**ACTIVITY:** Where a line of the entries below includes the string "DAGs", count it. Give only the resulting number.

Data about app and page elements
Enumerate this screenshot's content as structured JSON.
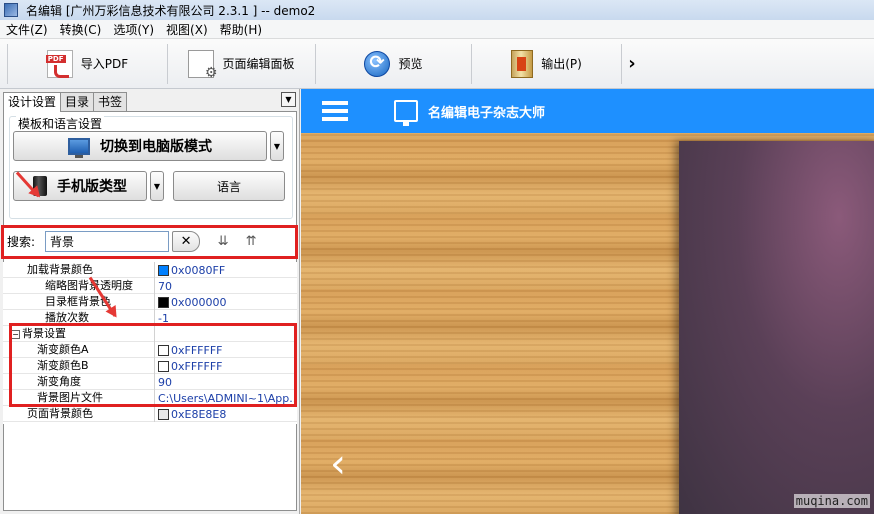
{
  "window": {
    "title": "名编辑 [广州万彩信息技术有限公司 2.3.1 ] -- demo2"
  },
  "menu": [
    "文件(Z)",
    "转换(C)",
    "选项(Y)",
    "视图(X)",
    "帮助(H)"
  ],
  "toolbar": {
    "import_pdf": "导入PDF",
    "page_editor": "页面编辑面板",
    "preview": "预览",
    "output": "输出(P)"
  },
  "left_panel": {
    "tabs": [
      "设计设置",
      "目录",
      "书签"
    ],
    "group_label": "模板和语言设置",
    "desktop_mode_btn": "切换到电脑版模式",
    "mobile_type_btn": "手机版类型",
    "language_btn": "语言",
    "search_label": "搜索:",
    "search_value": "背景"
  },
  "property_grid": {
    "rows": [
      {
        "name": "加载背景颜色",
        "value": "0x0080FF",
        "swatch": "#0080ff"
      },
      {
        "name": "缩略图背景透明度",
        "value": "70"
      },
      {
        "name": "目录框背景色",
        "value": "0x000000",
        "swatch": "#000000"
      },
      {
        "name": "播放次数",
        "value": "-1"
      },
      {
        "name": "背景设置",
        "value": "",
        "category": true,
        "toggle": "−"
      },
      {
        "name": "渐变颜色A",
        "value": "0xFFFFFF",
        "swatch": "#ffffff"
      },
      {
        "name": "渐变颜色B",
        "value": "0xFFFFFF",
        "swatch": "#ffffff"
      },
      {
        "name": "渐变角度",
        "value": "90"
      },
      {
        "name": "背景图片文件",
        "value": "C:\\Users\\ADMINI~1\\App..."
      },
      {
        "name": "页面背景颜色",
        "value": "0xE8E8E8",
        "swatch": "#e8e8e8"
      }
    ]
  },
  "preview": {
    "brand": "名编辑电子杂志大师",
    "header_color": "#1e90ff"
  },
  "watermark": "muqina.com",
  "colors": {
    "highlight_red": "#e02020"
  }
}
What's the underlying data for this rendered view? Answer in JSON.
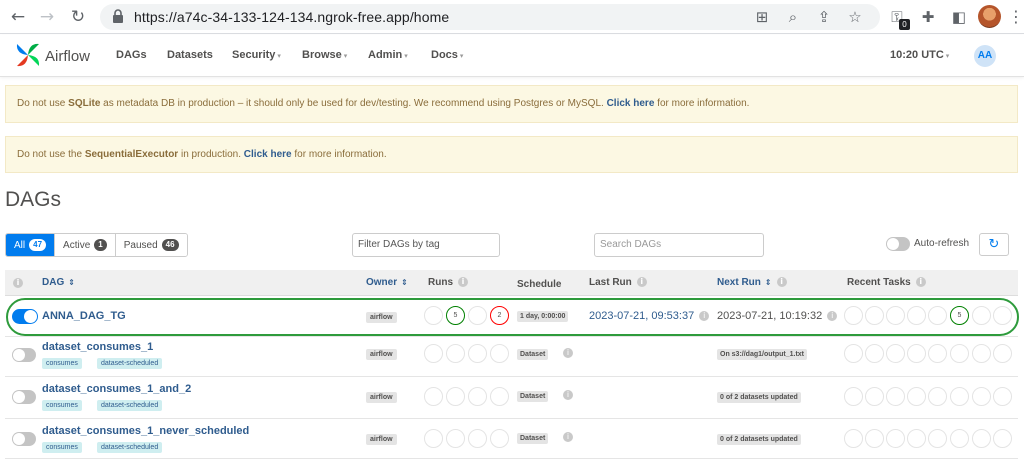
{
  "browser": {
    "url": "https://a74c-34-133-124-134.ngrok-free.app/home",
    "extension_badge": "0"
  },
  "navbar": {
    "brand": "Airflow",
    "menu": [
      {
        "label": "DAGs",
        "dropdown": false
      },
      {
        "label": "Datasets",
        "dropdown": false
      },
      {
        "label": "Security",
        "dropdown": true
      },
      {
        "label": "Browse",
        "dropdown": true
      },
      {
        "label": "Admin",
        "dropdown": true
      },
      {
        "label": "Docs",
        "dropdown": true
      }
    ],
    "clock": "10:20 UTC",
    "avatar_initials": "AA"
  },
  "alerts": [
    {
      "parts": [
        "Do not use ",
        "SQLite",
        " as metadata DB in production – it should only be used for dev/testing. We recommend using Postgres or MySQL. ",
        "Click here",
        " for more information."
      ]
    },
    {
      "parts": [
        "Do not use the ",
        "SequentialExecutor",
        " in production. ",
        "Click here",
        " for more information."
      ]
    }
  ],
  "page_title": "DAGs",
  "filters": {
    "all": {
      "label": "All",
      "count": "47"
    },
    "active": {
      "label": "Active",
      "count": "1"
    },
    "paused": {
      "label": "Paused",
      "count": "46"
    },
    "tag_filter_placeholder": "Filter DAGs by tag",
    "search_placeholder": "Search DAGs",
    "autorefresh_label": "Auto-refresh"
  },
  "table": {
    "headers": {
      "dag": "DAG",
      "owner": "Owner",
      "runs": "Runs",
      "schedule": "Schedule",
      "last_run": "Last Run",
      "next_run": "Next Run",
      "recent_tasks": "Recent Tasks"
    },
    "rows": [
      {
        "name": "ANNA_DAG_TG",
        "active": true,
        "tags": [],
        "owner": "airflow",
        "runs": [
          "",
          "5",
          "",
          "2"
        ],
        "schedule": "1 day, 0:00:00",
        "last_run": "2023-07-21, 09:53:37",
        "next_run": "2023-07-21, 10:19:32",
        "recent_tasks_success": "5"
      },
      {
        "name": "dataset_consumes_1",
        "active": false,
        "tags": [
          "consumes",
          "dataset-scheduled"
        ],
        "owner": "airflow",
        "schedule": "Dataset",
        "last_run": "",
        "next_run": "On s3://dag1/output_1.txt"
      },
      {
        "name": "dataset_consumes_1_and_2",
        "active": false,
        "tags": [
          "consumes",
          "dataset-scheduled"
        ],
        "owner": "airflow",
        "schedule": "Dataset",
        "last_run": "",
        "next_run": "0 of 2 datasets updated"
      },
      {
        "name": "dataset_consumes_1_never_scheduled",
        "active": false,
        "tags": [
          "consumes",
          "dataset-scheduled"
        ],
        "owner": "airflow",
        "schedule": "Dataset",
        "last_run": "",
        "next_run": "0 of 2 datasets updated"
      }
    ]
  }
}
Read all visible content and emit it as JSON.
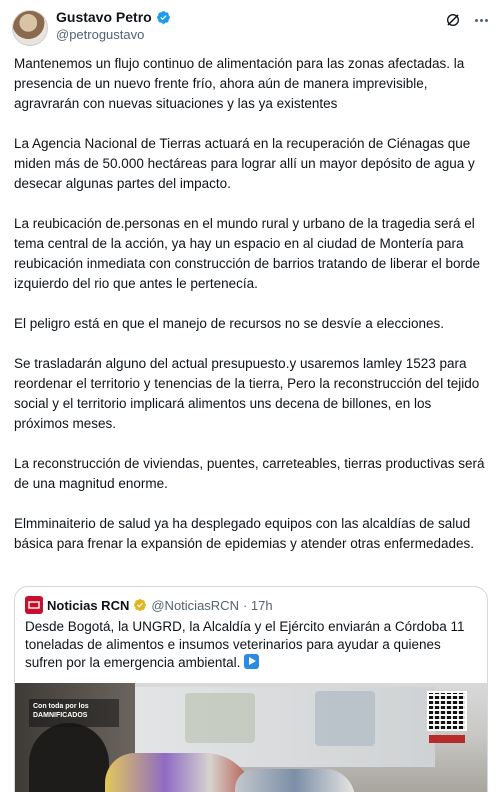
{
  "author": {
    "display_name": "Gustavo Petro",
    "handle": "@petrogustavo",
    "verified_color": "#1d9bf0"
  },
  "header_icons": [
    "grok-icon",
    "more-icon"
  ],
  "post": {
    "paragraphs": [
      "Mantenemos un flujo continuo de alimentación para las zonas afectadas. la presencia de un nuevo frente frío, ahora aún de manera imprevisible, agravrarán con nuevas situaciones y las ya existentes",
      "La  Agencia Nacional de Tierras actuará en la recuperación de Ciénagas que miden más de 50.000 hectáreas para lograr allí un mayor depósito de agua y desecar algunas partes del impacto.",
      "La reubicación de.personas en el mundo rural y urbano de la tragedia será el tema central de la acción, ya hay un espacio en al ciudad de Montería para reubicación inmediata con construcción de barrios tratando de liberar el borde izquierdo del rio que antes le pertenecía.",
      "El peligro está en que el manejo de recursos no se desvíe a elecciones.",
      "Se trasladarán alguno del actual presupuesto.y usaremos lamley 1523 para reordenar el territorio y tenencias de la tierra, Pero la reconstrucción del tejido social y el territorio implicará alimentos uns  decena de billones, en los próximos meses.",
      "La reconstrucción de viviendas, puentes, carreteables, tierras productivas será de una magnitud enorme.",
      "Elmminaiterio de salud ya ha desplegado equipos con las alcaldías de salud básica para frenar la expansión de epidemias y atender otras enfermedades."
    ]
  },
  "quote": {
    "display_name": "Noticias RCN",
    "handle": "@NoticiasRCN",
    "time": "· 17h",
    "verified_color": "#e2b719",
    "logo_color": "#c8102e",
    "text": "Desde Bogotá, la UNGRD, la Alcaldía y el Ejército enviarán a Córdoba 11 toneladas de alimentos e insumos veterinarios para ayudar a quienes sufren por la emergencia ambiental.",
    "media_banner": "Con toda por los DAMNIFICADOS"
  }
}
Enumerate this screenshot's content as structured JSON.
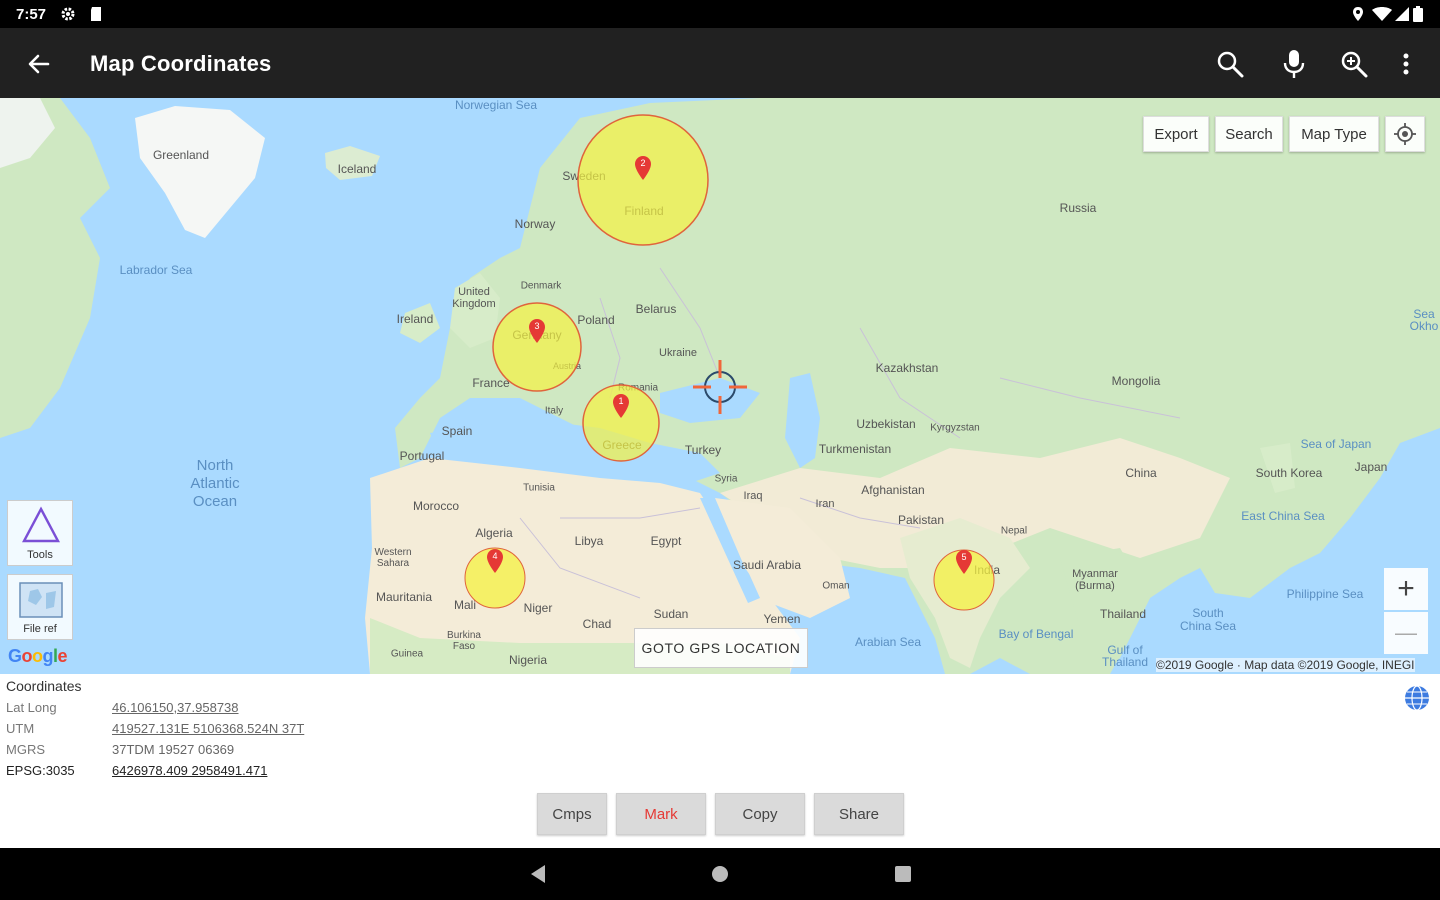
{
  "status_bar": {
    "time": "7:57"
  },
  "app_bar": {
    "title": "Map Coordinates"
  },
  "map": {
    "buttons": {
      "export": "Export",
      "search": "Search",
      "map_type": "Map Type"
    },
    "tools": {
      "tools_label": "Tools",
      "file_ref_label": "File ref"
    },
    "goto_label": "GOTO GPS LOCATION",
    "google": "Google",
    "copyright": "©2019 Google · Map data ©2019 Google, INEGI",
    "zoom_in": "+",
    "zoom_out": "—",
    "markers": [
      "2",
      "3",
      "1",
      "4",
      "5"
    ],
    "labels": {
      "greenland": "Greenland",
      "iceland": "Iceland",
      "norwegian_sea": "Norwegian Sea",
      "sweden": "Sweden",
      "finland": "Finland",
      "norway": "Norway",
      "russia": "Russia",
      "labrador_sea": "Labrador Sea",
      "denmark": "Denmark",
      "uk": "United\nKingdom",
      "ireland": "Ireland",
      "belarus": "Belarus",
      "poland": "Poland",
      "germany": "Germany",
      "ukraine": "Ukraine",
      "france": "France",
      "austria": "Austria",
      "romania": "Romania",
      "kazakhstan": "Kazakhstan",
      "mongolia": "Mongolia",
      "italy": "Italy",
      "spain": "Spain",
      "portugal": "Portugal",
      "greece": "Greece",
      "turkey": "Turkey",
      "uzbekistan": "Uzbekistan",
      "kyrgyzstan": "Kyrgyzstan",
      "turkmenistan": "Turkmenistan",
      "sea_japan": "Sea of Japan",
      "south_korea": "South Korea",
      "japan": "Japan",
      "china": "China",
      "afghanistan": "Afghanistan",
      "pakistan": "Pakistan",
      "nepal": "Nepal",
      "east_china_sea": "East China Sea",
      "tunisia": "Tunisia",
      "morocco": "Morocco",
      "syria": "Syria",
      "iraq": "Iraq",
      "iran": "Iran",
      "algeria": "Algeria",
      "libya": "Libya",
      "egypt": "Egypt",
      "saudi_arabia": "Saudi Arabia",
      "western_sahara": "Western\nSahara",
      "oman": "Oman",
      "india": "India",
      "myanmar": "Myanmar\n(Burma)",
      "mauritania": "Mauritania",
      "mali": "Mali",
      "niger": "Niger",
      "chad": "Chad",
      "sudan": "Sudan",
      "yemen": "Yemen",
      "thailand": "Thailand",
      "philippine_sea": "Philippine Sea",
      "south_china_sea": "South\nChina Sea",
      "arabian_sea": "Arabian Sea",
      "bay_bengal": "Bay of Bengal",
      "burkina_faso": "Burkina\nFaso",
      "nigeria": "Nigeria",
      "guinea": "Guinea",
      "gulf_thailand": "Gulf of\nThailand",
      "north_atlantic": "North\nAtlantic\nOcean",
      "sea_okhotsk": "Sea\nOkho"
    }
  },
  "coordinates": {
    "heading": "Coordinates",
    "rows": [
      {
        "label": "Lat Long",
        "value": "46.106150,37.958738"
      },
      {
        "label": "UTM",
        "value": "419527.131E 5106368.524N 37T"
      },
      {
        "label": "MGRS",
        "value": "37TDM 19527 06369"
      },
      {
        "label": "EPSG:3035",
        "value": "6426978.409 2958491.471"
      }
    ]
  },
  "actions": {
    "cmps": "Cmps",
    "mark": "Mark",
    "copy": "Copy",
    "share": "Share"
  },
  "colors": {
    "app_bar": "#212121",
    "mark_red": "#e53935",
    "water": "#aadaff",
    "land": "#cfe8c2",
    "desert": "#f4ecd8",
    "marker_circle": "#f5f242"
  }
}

**ANSWER TO THE EXERCISE:** 4